* _Exercise aim_: Would you retype the whole listing verbatim, keeping pictures out of it?
>>>>>
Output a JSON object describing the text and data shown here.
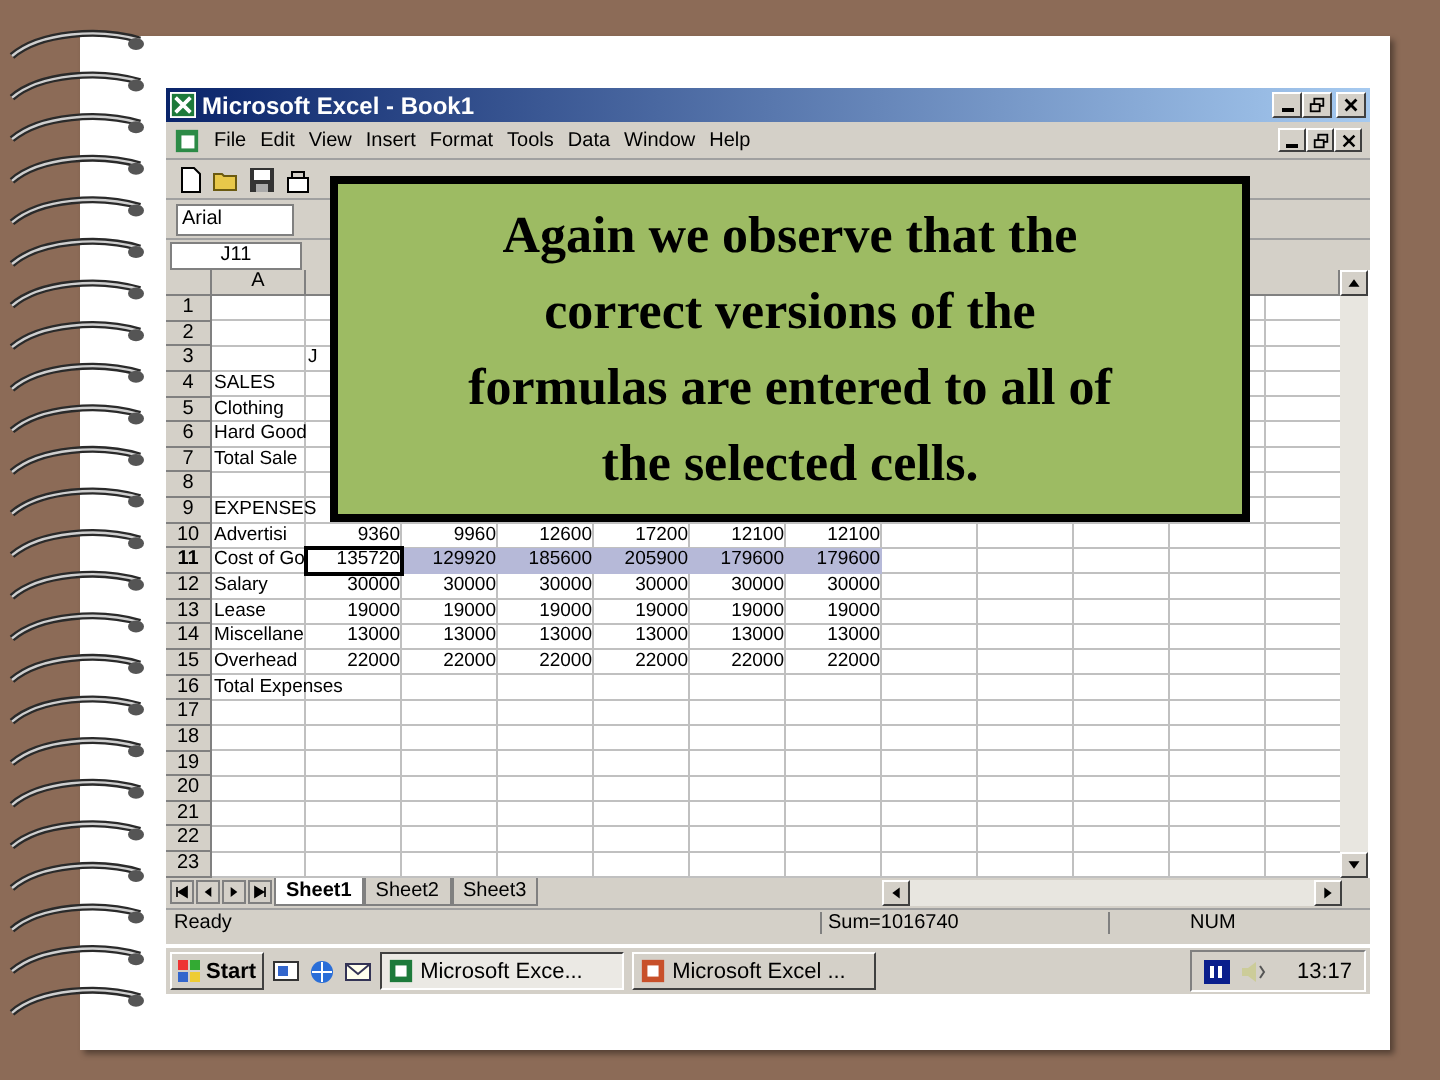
{
  "window": {
    "title": "Microsoft Excel - Book1"
  },
  "menu": [
    "File",
    "Edit",
    "View",
    "Insert",
    "Format",
    "Tools",
    "Data",
    "Window",
    "Help"
  ],
  "font_box": {
    "value": "Arial"
  },
  "name_box": {
    "value": "J11"
  },
  "columns": [
    "A"
  ],
  "rows": [
    {
      "num": "1",
      "selected": false
    },
    {
      "num": "2",
      "selected": false
    },
    {
      "num": "3",
      "selected": false,
      "col_b": "J"
    },
    {
      "num": "4",
      "selected": false,
      "label": "SALES"
    },
    {
      "num": "5",
      "selected": false,
      "label": "Clothing"
    },
    {
      "num": "6",
      "selected": false,
      "label": "Hard Good"
    },
    {
      "num": "7",
      "selected": false,
      "label": "Total Sale"
    },
    {
      "num": "8",
      "selected": false
    },
    {
      "num": "9",
      "selected": false,
      "label": "EXPENSES"
    },
    {
      "num": "10",
      "selected": false,
      "label": "Advertisi",
      "values": [
        "9360",
        "9960",
        "12600",
        "17200",
        "12100",
        "12100"
      ]
    },
    {
      "num": "11",
      "selected": true,
      "label": "Cost of Go",
      "values": [
        "135720",
        "129920",
        "185600",
        "205900",
        "179600",
        "179600"
      ]
    },
    {
      "num": "12",
      "selected": false,
      "label": "Salary",
      "values": [
        "30000",
        "30000",
        "30000",
        "30000",
        "30000",
        "30000"
      ]
    },
    {
      "num": "13",
      "selected": false,
      "label": "Lease",
      "values": [
        "19000",
        "19000",
        "19000",
        "19000",
        "19000",
        "19000"
      ]
    },
    {
      "num": "14",
      "selected": false,
      "label": "Miscellane",
      "values": [
        "13000",
        "13000",
        "13000",
        "13000",
        "13000",
        "13000"
      ]
    },
    {
      "num": "15",
      "selected": false,
      "label": "Overhead",
      "values": [
        "22000",
        "22000",
        "22000",
        "22000",
        "22000",
        "22000"
      ]
    },
    {
      "num": "16",
      "selected": false,
      "label": "Total Expenses"
    },
    {
      "num": "17",
      "selected": false
    },
    {
      "num": "18",
      "selected": false
    },
    {
      "num": "19",
      "selected": false
    },
    {
      "num": "20",
      "selected": false
    },
    {
      "num": "21",
      "selected": false
    },
    {
      "num": "22",
      "selected": false
    },
    {
      "num": "23",
      "selected": false
    }
  ],
  "sheet_tabs": [
    {
      "label": "Sheet1",
      "selected": true
    },
    {
      "label": "Sheet2",
      "selected": false
    },
    {
      "label": "Sheet3",
      "selected": false
    }
  ],
  "status_bar": {
    "mode": "Ready",
    "sum": "Sum=1016740",
    "num": "NUM"
  },
  "taskbar": {
    "start": "Start",
    "tasks": [
      {
        "label": "Microsoft Exce...",
        "selected": true
      },
      {
        "label": "Microsoft Excel ...",
        "selected": false
      }
    ],
    "clock": "13:17"
  },
  "callout": {
    "lines": [
      "Again we observe that the",
      "correct versions of the",
      "formulas are entered to all of",
      "the selected cells."
    ]
  }
}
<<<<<
* _Written answer_:
Output a JSON object describing the text and data shown here.
{
  "window": {
    "title": "Microsoft Excel - Book1"
  },
  "menu": [
    "File",
    "Edit",
    "View",
    "Insert",
    "Format",
    "Tools",
    "Data",
    "Window",
    "Help"
  ],
  "font_box": {
    "value": "Arial"
  },
  "name_box": {
    "value": "J11"
  },
  "columns": [
    "A"
  ],
  "rows": [
    {
      "num": "1",
      "selected": false
    },
    {
      "num": "2",
      "selected": false
    },
    {
      "num": "3",
      "selected": false,
      "col_b": "J"
    },
    {
      "num": "4",
      "selected": false,
      "label": "SALES"
    },
    {
      "num": "5",
      "selected": false,
      "label": "Clothing"
    },
    {
      "num": "6",
      "selected": false,
      "label": "Hard Good"
    },
    {
      "num": "7",
      "selected": false,
      "label": "Total Sale"
    },
    {
      "num": "8",
      "selected": false
    },
    {
      "num": "9",
      "selected": false,
      "label": "EXPENSES"
    },
    {
      "num": "10",
      "selected": false,
      "label": "Advertisi",
      "values": [
        "9360",
        "9960",
        "12600",
        "17200",
        "12100",
        "12100"
      ]
    },
    {
      "num": "11",
      "selected": true,
      "label": "Cost of Go",
      "values": [
        "135720",
        "129920",
        "185600",
        "205900",
        "179600",
        "179600"
      ]
    },
    {
      "num": "12",
      "selected": false,
      "label": "Salary",
      "values": [
        "30000",
        "30000",
        "30000",
        "30000",
        "30000",
        "30000"
      ]
    },
    {
      "num": "13",
      "selected": false,
      "label": "Lease",
      "values": [
        "19000",
        "19000",
        "19000",
        "19000",
        "19000",
        "19000"
      ]
    },
    {
      "num": "14",
      "selected": false,
      "label": "Miscellane",
      "values": [
        "13000",
        "13000",
        "13000",
        "13000",
        "13000",
        "13000"
      ]
    },
    {
      "num": "15",
      "selected": false,
      "label": "Overhead",
      "values": [
        "22000",
        "22000",
        "22000",
        "22000",
        "22000",
        "22000"
      ]
    },
    {
      "num": "16",
      "selected": false,
      "label": "Total Expenses"
    },
    {
      "num": "17",
      "selected": false
    },
    {
      "num": "18",
      "selected": false
    },
    {
      "num": "19",
      "selected": false
    },
    {
      "num": "20",
      "selected": false
    },
    {
      "num": "21",
      "selected": false
    },
    {
      "num": "22",
      "selected": false
    },
    {
      "num": "23",
      "selected": false
    }
  ],
  "sheet_tabs": [
    {
      "label": "Sheet1",
      "selected": true
    },
    {
      "label": "Sheet2",
      "selected": false
    },
    {
      "label": "Sheet3",
      "selected": false
    }
  ],
  "status_bar": {
    "mode": "Ready",
    "sum": "Sum=1016740",
    "num": "NUM"
  },
  "taskbar": {
    "start": "Start",
    "tasks": [
      {
        "label": "Microsoft Exce...",
        "selected": true
      },
      {
        "label": "Microsoft Excel ...",
        "selected": false
      }
    ],
    "clock": "13:17"
  },
  "callout": {
    "lines": [
      "Again we observe that the",
      "correct versions of the",
      "formulas are entered to all of",
      "the selected cells."
    ]
  }
}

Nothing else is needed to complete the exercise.